- Exercise
Once you reach the line that contains "Enumerate this screenshot's", retype it and every line after it exactly, ending with the last line of the entries.

Element data from apps and pages:
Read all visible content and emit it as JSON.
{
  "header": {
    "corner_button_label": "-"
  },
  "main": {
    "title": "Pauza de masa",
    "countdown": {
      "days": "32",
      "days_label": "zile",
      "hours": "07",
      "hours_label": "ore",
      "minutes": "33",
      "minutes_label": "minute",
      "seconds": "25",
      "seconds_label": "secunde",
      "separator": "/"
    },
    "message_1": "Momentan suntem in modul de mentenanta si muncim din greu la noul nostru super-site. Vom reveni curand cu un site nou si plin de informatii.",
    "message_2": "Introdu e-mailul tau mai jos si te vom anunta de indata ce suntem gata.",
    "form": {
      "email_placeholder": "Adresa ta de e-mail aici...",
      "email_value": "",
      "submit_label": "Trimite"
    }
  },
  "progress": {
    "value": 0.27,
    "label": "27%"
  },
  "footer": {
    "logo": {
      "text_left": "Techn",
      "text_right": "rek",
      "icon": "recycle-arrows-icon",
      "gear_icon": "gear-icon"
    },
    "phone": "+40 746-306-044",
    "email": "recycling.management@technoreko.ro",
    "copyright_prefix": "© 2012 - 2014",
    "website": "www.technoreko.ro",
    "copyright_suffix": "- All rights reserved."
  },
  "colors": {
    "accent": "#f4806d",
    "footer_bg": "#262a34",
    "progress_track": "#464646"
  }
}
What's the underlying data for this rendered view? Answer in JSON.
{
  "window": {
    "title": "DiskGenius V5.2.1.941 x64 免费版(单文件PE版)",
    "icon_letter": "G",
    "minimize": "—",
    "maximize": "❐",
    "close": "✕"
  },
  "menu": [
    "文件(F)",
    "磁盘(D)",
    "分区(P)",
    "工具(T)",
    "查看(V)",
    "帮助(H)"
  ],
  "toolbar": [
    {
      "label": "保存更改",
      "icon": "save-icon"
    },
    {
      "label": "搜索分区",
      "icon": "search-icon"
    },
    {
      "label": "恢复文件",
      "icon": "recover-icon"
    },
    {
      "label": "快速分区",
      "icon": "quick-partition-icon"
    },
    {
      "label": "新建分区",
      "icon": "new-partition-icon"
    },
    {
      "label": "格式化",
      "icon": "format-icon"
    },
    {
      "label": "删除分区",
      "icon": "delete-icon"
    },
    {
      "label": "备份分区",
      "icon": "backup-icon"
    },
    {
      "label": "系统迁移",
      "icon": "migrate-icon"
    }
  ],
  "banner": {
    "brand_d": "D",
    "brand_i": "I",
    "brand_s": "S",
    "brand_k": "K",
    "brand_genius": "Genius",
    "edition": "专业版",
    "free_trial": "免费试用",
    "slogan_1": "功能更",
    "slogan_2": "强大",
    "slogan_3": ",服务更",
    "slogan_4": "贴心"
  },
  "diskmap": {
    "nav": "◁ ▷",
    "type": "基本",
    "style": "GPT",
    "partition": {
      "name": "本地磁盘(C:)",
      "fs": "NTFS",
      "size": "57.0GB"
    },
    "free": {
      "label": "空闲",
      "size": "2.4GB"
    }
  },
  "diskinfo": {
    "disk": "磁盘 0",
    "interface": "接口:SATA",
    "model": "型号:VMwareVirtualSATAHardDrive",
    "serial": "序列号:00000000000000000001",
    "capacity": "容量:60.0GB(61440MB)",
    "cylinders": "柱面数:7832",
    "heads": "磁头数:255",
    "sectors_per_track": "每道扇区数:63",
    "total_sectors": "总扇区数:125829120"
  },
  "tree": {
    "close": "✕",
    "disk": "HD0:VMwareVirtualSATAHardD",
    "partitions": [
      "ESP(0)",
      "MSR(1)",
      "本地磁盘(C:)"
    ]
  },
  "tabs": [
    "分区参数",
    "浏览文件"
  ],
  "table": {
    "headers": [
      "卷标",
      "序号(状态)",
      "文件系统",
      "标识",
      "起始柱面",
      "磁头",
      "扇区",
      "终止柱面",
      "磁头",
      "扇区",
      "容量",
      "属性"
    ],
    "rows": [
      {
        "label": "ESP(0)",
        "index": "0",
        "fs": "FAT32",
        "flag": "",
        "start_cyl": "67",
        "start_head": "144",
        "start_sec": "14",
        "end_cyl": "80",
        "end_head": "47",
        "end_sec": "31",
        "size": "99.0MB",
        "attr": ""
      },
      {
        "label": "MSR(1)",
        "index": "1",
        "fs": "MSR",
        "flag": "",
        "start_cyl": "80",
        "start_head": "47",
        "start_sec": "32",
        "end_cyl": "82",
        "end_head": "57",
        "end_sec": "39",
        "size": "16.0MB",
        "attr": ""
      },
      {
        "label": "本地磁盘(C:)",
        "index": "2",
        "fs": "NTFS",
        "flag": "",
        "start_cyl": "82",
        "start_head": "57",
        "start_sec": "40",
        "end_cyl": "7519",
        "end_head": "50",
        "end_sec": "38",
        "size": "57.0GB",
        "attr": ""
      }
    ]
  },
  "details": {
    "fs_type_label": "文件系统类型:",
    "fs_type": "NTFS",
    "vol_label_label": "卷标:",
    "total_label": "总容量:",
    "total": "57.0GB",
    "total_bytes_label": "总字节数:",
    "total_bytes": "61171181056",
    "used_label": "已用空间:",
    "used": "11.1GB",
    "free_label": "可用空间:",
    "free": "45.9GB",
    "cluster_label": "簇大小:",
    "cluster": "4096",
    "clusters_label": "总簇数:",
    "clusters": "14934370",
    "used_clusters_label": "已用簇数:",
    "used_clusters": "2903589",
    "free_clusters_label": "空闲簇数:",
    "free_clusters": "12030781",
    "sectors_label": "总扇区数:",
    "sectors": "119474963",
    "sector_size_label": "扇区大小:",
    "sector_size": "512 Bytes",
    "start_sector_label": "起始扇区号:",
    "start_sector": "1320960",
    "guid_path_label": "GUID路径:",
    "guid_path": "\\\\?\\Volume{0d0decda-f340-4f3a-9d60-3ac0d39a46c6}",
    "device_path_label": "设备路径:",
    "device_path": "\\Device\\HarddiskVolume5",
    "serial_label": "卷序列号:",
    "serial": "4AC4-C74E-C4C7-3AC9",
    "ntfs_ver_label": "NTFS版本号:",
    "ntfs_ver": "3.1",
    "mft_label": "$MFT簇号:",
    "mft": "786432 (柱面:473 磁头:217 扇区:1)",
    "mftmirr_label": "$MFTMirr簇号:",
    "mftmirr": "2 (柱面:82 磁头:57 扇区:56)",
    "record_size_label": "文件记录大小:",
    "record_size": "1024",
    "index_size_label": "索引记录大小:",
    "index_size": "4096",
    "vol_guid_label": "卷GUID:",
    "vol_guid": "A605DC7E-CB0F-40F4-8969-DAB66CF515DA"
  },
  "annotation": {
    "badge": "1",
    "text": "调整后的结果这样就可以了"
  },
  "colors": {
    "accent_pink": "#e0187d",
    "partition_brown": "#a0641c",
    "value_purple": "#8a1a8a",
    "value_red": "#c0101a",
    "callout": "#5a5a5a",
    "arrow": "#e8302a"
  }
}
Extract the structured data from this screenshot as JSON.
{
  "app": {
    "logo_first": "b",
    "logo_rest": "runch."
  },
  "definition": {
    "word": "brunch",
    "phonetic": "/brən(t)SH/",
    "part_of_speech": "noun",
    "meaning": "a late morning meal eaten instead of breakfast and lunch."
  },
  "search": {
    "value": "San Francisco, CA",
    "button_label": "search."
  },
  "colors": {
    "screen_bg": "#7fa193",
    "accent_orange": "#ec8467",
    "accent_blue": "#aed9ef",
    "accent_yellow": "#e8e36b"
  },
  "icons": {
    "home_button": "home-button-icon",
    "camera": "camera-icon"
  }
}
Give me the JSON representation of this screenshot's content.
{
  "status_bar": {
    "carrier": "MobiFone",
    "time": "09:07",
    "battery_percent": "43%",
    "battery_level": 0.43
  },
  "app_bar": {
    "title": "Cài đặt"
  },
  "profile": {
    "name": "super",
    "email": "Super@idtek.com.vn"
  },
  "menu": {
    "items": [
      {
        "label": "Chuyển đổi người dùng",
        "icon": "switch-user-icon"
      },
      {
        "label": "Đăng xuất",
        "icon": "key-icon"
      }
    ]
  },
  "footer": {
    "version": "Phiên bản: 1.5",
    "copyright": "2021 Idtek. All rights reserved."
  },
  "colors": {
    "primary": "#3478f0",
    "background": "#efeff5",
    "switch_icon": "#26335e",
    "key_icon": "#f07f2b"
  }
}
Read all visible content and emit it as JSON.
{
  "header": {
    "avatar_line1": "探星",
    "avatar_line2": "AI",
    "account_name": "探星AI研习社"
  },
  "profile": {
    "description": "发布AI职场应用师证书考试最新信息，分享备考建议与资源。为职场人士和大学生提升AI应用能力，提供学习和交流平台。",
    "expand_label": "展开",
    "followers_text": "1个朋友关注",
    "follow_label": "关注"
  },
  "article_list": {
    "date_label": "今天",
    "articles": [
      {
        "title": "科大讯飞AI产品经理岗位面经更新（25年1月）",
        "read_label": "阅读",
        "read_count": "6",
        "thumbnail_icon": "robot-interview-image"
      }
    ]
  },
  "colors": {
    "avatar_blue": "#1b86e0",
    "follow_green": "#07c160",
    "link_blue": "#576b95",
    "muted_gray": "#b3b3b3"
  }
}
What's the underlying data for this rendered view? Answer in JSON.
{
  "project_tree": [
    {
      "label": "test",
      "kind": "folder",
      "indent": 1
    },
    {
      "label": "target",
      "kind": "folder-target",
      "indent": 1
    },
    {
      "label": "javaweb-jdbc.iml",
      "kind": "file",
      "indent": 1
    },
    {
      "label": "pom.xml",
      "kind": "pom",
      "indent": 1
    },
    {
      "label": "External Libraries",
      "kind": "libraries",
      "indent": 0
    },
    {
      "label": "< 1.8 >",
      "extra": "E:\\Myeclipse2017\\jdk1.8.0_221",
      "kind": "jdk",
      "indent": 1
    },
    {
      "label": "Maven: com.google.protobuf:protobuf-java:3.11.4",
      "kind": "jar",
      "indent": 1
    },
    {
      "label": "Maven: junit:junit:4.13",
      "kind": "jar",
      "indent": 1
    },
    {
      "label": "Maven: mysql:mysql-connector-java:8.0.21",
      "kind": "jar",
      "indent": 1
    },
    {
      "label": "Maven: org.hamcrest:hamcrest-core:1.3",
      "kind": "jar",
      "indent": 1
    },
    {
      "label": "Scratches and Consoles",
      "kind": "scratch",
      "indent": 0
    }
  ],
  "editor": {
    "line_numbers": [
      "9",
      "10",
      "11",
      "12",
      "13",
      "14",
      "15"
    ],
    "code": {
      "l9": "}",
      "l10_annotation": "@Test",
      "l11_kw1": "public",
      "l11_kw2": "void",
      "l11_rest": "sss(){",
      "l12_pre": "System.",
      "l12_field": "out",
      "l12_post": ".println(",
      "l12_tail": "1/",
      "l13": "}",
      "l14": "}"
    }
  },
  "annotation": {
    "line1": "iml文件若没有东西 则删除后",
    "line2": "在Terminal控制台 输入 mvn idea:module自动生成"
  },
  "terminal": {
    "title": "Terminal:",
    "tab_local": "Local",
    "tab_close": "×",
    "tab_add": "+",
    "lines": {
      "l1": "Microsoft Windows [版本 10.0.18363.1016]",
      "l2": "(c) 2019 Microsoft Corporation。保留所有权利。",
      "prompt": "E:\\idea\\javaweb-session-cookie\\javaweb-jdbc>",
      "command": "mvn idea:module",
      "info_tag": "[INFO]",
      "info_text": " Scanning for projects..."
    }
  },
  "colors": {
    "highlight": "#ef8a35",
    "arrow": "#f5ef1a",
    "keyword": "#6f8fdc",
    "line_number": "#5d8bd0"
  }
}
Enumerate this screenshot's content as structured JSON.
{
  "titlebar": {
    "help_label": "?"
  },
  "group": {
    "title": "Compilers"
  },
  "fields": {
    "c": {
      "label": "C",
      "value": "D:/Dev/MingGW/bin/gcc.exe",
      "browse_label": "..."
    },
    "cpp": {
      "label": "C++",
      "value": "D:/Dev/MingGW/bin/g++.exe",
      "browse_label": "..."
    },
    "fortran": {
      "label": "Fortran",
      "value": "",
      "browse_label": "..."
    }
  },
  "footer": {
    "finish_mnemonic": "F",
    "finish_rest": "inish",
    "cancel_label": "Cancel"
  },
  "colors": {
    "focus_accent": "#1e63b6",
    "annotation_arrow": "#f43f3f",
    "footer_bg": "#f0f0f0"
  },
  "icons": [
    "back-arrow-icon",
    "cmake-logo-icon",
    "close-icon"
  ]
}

- Response below
Enumerate this screenshot's content as structured JSON.
{
  "titlebar": {
    "help_label": "?"
  },
  "group": {
    "title": "Compilers"
  },
  "fields": {
    "c": {
      "label": "C",
      "value": "D:/Dev/MingGW/bin/gcc.exe",
      "browse_label": "..."
    },
    "cpp": {
      "label": "C++",
      "value": "D:/Dev/MingGW/bin/g++.exe",
      "browse_label": "..."
    },
    "fortran": {
      "label": "Fortran",
      "value": "",
      "browse_label": "..."
    }
  },
  "footer": {
    "finish_mnemonic": "F",
    "finish_rest": "inish",
    "cancel_label": "Cancel"
  },
  "colors": {
    "focus_accent": "#1e63b6",
    "annotation_arrow": "#f43f3f",
    "footer_bg": "#f0f0f0"
  },
  "icons": [
    "back-arrow-icon",
    "cmake-logo-icon",
    "close-icon"
  ]
}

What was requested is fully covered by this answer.